Each time I hold my baby now, tears flow. These are tears for myself, for the struggle to navigate life in the shadow of fear. These are tears for the countless other mothers who've lost their children to the horrors of slaughter, rape, decapitation, kidnapping, or on the front lines. These are tears for those innocent children and mothers, living in a constant state of fear and vulnerability, held as hostages, their lives irrevocably altered in the blink of an eye.
My kids, used to monotonous days indoors during COVID, have never felt like this before. They sense an evil, hatred, and fear around them that's palpable. Quarantining was caution, not sheltering for dear life. Once fascinated by ambulances, mimicking their alarms, they now startle, whimper and cry. No longer can my words reassure them of their safety, instead I hold them close and hug them a little longer. This time, the enemy is visible and close, and protection requires a different kind of strength, one we feel we lack. Where I once believed we'd emerge from the madness, I can no longer guarantee the war on terror is over. I'll forever be on edge, listening for the next siren and the earth-shattering BOOM that follows.
My children need reassurance, as do many others in the neighborhood and across Israel. They need extra patience and compassion along with more snuggles and love at bedtime. We all seek that extra comfort before bedtime, as we confront the vulnerability of the night. It’s during times like these, when the fear overwhelms us all, that we just need to lean in and allow our children to express their thoughts, fears, and concerns. It is up to us to do the best we can to emotionally fill their cups and respond to the unfamiliar emotions that weigh on them, so that come evening time, they have less fear of the separation that bedtime brings.
I know that, especially now, I draw my strength from my children, and they draw their strength from me. Our children need us more than ever in times like these, and we need them. It is important to have some clarity and some perspective as adults raising innocent, young developing humans of the next generation. Take an extra moment and deep breath before berating your child for misbehaving. Spend a little more of your time with your kids and put the phone aside. Do the activity that they suggest and play with the toys they want to play with. Give them an extra smile even when they are acting out. Have a little more compassion when they are struggling whether it’s doing homework, potty training, or getting along with siblings and friends. When we are able to help them, play with them, and tune into them just a little more, they will feel reassured, and so will you. Draw your strength from the love of your children, and let them draw strength from you.

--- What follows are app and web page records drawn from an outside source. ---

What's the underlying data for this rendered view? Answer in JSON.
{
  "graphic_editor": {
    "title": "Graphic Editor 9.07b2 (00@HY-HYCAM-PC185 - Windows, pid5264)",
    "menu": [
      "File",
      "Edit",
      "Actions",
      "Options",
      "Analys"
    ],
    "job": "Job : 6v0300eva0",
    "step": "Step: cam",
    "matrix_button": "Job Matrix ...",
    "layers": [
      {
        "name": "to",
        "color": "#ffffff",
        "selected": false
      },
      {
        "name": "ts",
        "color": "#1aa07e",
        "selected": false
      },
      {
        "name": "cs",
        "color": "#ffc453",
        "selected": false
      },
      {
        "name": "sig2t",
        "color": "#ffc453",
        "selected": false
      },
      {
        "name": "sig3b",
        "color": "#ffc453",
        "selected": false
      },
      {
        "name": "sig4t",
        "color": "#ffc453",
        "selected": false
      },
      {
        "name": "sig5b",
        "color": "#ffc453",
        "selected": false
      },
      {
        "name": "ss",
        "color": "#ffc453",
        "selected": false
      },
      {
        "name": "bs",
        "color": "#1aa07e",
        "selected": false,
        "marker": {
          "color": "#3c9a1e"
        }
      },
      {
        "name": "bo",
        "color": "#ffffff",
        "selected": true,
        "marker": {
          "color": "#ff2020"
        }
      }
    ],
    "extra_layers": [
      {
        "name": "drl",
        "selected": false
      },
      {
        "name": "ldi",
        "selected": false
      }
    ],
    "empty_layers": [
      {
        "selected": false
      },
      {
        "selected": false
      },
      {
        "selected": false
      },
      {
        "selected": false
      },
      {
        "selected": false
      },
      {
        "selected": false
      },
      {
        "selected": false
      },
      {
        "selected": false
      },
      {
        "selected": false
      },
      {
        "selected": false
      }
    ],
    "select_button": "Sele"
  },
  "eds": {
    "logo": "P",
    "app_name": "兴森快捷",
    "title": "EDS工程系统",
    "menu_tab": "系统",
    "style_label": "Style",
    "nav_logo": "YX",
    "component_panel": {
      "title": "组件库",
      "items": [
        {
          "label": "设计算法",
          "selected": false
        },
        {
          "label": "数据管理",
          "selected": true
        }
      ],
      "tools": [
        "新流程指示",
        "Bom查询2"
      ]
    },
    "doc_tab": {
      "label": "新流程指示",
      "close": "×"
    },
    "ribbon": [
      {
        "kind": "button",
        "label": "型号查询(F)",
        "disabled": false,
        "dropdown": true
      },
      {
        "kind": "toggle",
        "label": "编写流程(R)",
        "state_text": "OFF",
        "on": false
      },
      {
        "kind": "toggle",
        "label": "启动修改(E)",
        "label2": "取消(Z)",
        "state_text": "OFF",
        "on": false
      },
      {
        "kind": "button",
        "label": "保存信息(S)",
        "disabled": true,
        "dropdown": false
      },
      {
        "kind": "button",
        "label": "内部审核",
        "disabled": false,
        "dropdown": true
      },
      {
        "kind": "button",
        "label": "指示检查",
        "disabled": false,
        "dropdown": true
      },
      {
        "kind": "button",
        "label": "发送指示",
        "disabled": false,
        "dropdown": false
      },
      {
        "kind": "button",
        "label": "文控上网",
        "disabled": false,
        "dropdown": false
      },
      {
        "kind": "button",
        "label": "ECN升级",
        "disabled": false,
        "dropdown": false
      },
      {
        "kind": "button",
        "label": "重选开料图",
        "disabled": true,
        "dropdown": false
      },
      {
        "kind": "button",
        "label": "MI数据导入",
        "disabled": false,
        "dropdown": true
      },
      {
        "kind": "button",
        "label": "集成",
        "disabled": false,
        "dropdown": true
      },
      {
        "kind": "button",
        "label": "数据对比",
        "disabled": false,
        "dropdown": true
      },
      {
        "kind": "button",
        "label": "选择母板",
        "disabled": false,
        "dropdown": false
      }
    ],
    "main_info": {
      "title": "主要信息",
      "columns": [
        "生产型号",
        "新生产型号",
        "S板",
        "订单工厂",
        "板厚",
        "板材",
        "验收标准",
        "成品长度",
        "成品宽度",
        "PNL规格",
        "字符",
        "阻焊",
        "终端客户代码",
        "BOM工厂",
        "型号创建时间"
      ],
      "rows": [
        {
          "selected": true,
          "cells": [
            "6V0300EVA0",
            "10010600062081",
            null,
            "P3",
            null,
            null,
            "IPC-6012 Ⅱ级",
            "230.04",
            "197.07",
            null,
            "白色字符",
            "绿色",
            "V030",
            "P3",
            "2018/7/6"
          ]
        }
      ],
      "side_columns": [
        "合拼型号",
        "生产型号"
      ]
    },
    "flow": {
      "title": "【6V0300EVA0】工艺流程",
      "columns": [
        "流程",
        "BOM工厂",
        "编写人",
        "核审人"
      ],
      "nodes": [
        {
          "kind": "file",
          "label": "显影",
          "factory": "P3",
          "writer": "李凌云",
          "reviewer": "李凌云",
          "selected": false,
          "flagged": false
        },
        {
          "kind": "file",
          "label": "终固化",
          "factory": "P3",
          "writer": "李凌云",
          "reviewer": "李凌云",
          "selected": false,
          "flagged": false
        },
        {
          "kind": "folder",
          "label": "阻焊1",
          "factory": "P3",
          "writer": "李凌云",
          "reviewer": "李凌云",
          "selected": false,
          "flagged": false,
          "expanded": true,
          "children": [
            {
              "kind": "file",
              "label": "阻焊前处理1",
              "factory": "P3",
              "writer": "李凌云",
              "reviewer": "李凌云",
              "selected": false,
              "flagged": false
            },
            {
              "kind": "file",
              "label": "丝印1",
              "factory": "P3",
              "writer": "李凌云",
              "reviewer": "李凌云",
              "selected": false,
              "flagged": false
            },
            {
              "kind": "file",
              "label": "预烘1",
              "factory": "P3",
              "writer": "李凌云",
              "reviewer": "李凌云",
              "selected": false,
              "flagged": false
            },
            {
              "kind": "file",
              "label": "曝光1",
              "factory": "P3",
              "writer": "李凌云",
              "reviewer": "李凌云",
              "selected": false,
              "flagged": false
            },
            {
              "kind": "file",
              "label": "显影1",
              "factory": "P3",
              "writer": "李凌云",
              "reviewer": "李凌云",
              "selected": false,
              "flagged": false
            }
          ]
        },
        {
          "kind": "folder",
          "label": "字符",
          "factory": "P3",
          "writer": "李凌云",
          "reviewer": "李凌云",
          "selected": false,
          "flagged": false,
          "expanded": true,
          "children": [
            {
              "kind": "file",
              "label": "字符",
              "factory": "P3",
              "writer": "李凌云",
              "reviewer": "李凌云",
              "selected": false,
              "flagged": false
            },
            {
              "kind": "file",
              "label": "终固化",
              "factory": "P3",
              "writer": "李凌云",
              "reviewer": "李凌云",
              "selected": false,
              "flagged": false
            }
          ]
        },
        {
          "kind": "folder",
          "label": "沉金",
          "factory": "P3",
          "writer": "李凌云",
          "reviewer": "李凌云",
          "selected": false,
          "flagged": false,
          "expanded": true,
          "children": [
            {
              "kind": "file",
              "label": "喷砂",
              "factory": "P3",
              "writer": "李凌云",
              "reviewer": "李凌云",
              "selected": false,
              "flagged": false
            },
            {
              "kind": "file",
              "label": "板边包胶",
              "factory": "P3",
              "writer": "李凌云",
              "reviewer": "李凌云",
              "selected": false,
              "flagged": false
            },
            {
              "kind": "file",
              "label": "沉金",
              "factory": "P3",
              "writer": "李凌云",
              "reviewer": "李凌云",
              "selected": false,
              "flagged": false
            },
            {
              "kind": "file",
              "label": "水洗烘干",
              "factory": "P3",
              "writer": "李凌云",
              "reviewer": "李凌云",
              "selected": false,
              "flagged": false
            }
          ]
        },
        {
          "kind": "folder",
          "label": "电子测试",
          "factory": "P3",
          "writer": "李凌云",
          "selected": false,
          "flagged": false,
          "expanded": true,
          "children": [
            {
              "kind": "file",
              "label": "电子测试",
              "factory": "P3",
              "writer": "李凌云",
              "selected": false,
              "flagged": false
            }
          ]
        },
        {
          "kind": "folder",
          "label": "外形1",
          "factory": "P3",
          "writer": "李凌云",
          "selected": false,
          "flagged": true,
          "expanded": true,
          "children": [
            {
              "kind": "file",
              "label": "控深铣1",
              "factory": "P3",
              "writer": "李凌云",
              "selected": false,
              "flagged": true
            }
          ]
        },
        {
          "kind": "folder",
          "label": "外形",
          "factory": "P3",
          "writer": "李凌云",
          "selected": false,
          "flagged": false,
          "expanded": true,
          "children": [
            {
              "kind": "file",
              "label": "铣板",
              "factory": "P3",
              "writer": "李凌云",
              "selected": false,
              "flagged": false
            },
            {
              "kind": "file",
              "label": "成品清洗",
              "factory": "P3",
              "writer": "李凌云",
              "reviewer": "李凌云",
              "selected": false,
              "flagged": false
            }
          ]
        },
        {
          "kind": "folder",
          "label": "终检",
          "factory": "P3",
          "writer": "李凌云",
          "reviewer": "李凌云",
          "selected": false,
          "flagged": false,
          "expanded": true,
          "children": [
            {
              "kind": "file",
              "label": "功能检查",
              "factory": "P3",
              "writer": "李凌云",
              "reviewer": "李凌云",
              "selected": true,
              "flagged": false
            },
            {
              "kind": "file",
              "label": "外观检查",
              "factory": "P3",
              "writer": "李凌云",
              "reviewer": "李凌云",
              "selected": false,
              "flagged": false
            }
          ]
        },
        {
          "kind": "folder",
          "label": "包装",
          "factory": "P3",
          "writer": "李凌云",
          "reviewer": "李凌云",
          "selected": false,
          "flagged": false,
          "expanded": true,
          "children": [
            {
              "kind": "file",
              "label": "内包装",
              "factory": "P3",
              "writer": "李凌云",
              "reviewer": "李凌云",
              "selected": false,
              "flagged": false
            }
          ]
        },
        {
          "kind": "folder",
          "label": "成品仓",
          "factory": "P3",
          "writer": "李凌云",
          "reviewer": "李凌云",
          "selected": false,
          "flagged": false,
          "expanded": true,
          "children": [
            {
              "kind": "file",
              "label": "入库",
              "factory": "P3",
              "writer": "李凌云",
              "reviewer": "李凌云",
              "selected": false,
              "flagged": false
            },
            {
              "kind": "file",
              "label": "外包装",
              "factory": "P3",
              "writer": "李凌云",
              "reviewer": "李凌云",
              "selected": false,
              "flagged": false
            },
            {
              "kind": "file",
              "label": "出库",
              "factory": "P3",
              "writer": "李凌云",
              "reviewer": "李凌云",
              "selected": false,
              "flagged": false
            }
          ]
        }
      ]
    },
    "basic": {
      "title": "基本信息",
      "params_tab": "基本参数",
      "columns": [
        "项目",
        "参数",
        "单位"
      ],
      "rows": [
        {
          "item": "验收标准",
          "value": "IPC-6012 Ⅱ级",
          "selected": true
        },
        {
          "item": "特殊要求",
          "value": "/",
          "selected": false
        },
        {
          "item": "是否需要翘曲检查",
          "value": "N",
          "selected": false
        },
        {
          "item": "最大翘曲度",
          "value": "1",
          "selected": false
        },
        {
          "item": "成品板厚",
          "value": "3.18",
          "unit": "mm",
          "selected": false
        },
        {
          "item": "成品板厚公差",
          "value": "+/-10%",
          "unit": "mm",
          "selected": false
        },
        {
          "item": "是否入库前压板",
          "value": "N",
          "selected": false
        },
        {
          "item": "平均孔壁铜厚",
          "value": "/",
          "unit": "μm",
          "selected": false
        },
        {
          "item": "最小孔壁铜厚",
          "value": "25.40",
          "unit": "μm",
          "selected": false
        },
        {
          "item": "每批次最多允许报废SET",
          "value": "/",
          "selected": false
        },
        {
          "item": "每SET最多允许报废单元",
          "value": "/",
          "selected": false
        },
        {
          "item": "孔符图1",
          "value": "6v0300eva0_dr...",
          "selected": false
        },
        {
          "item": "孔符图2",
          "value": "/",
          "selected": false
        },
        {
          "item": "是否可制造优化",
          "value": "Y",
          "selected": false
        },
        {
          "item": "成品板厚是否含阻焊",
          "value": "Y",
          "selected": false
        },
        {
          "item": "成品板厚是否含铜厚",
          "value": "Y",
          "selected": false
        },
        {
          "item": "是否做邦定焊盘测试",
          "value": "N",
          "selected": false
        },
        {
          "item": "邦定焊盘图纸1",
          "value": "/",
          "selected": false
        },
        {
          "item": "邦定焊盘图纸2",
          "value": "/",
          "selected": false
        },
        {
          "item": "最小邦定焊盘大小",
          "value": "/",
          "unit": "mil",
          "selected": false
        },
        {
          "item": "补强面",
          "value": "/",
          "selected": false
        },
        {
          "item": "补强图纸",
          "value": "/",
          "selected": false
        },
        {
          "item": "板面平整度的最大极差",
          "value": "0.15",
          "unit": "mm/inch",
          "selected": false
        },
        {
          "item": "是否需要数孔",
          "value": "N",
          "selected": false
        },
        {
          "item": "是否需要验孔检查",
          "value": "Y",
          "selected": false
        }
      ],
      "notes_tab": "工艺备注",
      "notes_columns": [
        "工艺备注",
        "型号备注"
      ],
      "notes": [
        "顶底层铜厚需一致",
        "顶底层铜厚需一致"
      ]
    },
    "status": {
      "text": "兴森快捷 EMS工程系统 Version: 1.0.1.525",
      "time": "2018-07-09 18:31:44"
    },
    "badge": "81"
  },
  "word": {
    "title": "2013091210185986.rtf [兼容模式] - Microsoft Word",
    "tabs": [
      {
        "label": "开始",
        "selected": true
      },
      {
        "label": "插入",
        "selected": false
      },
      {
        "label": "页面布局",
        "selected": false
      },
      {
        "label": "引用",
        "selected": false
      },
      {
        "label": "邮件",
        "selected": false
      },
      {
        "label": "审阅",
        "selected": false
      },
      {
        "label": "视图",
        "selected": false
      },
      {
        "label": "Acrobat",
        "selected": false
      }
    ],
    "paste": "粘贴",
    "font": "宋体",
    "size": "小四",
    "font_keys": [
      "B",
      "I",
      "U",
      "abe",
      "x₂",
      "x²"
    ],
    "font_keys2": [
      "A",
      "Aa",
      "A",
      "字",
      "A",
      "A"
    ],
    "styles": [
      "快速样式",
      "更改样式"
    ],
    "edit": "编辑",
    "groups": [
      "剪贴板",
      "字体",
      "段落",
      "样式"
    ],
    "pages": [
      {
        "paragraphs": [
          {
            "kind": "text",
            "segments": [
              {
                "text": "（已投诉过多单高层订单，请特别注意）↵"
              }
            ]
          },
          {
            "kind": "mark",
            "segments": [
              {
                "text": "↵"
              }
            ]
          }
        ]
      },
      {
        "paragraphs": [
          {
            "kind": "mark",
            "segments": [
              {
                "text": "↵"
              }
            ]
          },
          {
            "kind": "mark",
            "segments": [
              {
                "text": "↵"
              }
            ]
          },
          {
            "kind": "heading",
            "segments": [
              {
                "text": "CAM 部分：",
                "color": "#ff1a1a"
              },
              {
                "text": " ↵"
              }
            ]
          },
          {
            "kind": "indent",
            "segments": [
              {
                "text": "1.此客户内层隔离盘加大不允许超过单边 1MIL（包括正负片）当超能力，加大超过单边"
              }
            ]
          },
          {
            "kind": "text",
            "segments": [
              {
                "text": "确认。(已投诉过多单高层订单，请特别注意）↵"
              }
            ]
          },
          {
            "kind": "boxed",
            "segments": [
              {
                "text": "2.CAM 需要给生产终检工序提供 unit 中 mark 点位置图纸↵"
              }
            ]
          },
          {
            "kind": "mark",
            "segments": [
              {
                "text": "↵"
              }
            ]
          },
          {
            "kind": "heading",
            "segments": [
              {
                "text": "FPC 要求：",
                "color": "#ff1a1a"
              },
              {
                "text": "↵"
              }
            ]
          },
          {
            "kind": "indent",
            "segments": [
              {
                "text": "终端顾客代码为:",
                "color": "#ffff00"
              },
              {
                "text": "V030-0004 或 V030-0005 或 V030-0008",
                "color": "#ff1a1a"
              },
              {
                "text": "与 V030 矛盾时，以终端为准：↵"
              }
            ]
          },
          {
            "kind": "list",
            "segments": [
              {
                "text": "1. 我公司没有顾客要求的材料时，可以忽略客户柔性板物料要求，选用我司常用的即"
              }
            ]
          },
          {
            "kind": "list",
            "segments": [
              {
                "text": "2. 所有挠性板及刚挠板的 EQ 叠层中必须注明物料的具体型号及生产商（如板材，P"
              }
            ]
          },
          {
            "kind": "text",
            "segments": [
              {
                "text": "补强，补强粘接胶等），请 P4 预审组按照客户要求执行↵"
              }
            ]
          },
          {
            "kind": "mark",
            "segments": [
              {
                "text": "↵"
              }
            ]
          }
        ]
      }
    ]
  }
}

October 7, 2023 forever changed our country. Forever changed mothers. Forever gave us a new perspective on our mission in life and the protection of our innocent children. Let’s not let that lesson fade away.